* STUDY MATERIAL:
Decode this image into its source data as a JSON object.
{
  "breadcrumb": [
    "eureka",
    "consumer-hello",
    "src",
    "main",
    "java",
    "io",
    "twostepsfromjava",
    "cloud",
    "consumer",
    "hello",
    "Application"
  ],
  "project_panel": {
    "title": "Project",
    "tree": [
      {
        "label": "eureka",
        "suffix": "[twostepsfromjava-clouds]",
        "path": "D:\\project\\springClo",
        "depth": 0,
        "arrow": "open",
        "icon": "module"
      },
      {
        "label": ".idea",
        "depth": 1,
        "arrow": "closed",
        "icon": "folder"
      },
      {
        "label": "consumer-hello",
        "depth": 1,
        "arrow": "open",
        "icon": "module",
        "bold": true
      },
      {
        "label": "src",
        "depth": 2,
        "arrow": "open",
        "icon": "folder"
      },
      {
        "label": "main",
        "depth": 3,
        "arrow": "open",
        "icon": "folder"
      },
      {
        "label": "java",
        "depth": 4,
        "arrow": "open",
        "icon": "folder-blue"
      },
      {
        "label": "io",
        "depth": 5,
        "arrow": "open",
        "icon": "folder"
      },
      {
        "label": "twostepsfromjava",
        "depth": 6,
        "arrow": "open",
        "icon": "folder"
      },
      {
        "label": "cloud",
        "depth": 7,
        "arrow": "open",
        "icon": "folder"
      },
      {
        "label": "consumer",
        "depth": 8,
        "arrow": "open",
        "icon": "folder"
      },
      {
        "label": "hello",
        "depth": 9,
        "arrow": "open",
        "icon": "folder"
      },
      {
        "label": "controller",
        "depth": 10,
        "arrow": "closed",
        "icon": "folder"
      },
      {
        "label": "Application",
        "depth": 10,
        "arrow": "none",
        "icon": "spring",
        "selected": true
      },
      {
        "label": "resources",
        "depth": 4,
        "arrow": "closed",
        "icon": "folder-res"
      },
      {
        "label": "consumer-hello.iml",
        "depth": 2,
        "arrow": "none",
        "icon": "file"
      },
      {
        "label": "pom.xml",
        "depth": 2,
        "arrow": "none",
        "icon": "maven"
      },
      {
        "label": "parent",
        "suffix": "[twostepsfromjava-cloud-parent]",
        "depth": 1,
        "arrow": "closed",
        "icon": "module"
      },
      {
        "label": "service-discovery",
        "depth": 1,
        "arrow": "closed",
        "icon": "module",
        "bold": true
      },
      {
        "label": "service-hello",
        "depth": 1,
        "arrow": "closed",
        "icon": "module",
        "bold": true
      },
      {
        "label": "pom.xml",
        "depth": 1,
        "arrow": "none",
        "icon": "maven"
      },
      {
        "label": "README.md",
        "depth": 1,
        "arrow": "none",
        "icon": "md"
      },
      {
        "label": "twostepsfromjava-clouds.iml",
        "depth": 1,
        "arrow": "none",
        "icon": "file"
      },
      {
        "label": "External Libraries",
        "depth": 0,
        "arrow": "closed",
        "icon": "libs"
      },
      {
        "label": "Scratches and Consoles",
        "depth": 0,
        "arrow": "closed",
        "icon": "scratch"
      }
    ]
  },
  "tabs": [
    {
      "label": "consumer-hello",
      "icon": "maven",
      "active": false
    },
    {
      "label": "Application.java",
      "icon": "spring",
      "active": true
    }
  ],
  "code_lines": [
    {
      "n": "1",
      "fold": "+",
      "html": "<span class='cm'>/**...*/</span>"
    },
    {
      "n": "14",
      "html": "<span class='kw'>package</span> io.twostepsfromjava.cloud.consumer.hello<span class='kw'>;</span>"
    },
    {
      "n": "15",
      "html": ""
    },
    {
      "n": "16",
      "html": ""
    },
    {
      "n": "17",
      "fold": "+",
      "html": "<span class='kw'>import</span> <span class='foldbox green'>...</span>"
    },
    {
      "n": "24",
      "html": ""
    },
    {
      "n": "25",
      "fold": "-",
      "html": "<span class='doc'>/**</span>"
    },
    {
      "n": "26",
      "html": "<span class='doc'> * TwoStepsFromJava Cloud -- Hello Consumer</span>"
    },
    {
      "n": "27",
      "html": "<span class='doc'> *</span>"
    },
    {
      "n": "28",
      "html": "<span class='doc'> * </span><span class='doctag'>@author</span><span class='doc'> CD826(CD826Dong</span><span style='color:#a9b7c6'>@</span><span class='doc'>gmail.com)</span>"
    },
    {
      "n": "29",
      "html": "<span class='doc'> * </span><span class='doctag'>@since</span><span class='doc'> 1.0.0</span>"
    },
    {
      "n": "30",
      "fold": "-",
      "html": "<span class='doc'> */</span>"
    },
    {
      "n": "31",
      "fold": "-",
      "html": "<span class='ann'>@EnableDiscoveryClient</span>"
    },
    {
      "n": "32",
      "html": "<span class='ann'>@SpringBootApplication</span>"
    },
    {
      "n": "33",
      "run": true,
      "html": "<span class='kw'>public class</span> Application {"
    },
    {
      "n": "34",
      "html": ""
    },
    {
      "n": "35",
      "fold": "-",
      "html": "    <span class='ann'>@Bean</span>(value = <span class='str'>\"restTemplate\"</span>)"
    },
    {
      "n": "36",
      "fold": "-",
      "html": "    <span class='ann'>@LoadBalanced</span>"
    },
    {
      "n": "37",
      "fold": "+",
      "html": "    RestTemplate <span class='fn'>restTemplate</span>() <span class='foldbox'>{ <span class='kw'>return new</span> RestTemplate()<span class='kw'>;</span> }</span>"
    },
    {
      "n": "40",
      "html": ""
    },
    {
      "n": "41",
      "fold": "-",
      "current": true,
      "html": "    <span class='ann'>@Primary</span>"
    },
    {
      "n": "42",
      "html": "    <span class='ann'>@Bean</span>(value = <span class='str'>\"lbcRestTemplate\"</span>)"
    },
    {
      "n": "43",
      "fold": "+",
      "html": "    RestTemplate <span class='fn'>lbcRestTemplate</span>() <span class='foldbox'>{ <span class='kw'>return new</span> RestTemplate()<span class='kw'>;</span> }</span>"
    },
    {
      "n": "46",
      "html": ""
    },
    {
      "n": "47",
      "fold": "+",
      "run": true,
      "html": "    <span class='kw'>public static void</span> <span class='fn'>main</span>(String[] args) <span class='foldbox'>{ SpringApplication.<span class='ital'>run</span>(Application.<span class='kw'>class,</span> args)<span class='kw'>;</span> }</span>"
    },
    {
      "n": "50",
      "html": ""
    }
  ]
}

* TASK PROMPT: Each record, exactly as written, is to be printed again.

* WORKED SOLUTION:
Decode this image into its source data as a JSON object.
{
  "breadcrumb": [
    "eureka",
    "consumer-hello",
    "src",
    "main",
    "java",
    "io",
    "twostepsfromjava",
    "cloud",
    "consumer",
    "hello",
    "Application"
  ],
  "project_panel": {
    "title": "Project",
    "tree": [
      {
        "label": "eureka",
        "suffix": "[twostepsfromjava-clouds]",
        "path": "D:\\project\\springClo",
        "depth": 0,
        "arrow": "open",
        "icon": "module"
      },
      {
        "label": ".idea",
        "depth": 1,
        "arrow": "closed",
        "icon": "folder"
      },
      {
        "label": "consumer-hello",
        "depth": 1,
        "arrow": "open",
        "icon": "module",
        "bold": true
      },
      {
        "label": "src",
        "depth": 2,
        "arrow": "open",
        "icon": "folder"
      },
      {
        "label": "main",
        "depth": 3,
        "arrow": "open",
        "icon": "folder"
      },
      {
        "label": "java",
        "depth": 4,
        "arrow": "open",
        "icon": "folder-blue"
      },
      {
        "label": "io",
        "depth": 5,
        "arrow": "open",
        "icon": "folder"
      },
      {
        "label": "twostepsfromjava",
        "depth": 6,
        "arrow": "open",
        "icon": "folder"
      },
      {
        "label": "cloud",
        "depth": 7,
        "arrow": "open",
        "icon": "folder"
      },
      {
        "label": "consumer",
        "depth": 8,
        "arrow": "open",
        "icon": "folder"
      },
      {
        "label": "hello",
        "depth": 9,
        "arrow": "open",
        "icon": "folder"
      },
      {
        "label": "controller",
        "depth": 10,
        "arrow": "closed",
        "icon": "folder"
      },
      {
        "label": "Application",
        "depth": 10,
        "arrow": "none",
        "icon": "spring",
        "selected": true
      },
      {
        "label": "resources",
        "depth": 4,
        "arrow": "closed",
        "icon": "folder-res"
      },
      {
        "label": "consumer-hello.iml",
        "depth": 2,
        "arrow": "none",
        "icon": "file"
      },
      {
        "label": "pom.xml",
        "depth": 2,
        "arrow": "none",
        "icon": "maven"
      },
      {
        "label": "parent",
        "suffix": "[twostepsfromjava-cloud-parent]",
        "depth": 1,
        "arrow": "closed",
        "icon": "module"
      },
      {
        "label": "service-discovery",
        "depth": 1,
        "arrow": "closed",
        "icon": "module",
        "bold": true
      },
      {
        "label": "service-hello",
        "depth": 1,
        "arrow": "closed",
        "icon": "module",
        "bold": true
      },
      {
        "label": "pom.xml",
        "depth": 1,
        "arrow": "none",
        "icon": "maven"
      },
      {
        "label": "README.md",
        "depth": 1,
        "arrow": "none",
        "icon": "md"
      },
      {
        "label": "twostepsfromjava-clouds.iml",
        "depth": 1,
        "arrow": "none",
        "icon": "file"
      },
      {
        "label": "External Libraries",
        "depth": 0,
        "arrow": "closed",
        "icon": "libs"
      },
      {
        "label": "Scratches and Consoles",
        "depth": 0,
        "arrow": "closed",
        "icon": "scratch"
      }
    ]
  },
  "tabs": [
    {
      "label": "consumer-hello",
      "icon": "maven",
      "active": false
    },
    {
      "label": "Application.java",
      "icon": "spring",
      "active": true
    }
  ],
  "code_lines": [
    {
      "n": "1",
      "fold": "+",
      "html": "<span class='cm'>/**...*/</span>"
    },
    {
      "n": "14",
      "html": "<span class='kw'>package</span> io.twostepsfromjava.cloud.consumer.hello<span class='kw'>;</span>"
    },
    {
      "n": "15",
      "html": ""
    },
    {
      "n": "16",
      "html": ""
    },
    {
      "n": "17",
      "fold": "+",
      "html": "<span class='kw'>import</span> <span class='foldbox green'>...</span>"
    },
    {
      "n": "24",
      "html": ""
    },
    {
      "n": "25",
      "fold": "-",
      "html": "<span class='doc'>/**</span>"
    },
    {
      "n": "26",
      "html": "<span class='doc'> * TwoStepsFromJava Cloud -- Hello Consumer</span>"
    },
    {
      "n": "27",
      "html": "<span class='doc'> *</span>"
    },
    {
      "n": "28",
      "html": "<span class='doc'> * </span><span class='doctag'>@author</span><span class='doc'> CD826(CD826Dong</span><span style='color:#a9b7c6'>@</span><span class='doc'>gmail.com)</span>"
    },
    {
      "n": "29",
      "html": "<span class='doc'> * </span><span class='doctag'>@since</span><span class='doc'> 1.0.0</span>"
    },
    {
      "n": "30",
      "fold": "-",
      "html": "<span class='doc'> */</span>"
    },
    {
      "n": "31",
      "fold": "-",
      "html": "<span class='ann'>@EnableDiscoveryClient</span>"
    },
    {
      "n": "32",
      "html": "<span class='ann'>@SpringBootApplication</span>"
    },
    {
      "n": "33",
      "run": true,
      "html": "<span class='kw'>public class</span> Application {"
    },
    {
      "n": "34",
      "html": ""
    },
    {
      "n": "35",
      "fold": "-",
      "html": "    <span class='ann'>@Bean</span>(value = <span class='str'>\"restTemplate\"</span>)"
    },
    {
      "n": "36",
      "fold": "-",
      "html": "    <span class='ann'>@LoadBalanced</span>"
    },
    {
      "n": "37",
      "fold": "+",
      "html": "    RestTemplate <span class='fn'>restTemplate</span>() <span class='foldbox'>{ <span class='kw'>return new</span> RestTemplate()<span class='kw'>;</span> }</span>"
    },
    {
      "n": "40",
      "html": ""
    },
    {
      "n": "41",
      "fold": "-",
      "current": true,
      "html": "    <span class='ann'>@Primary</span>"
    },
    {
      "n": "42",
      "html": "    <span class='ann'>@Bean</span>(value = <span class='str'>\"lbcRestTemplate\"</span>)"
    },
    {
      "n": "43",
      "fold": "+",
      "html": "    RestTemplate <span class='fn'>lbcRestTemplate</span>() <span class='foldbox'>{ <span class='kw'>return new</span> RestTemplate()<span class='kw'>;</span> }</span>"
    },
    {
      "n": "46",
      "html": ""
    },
    {
      "n": "47",
      "fold": "+",
      "run": true,
      "html": "    <span class='kw'>public static void</span> <span class='fn'>main</span>(String[] args) <span class='foldbox'>{ SpringApplication.<span class='ital'>run</span>(Application.<span class='kw'>class,</span> args)<span class='kw'>;</span> }</span>"
    },
    {
      "n": "50",
      "html": ""
    }
  ]
}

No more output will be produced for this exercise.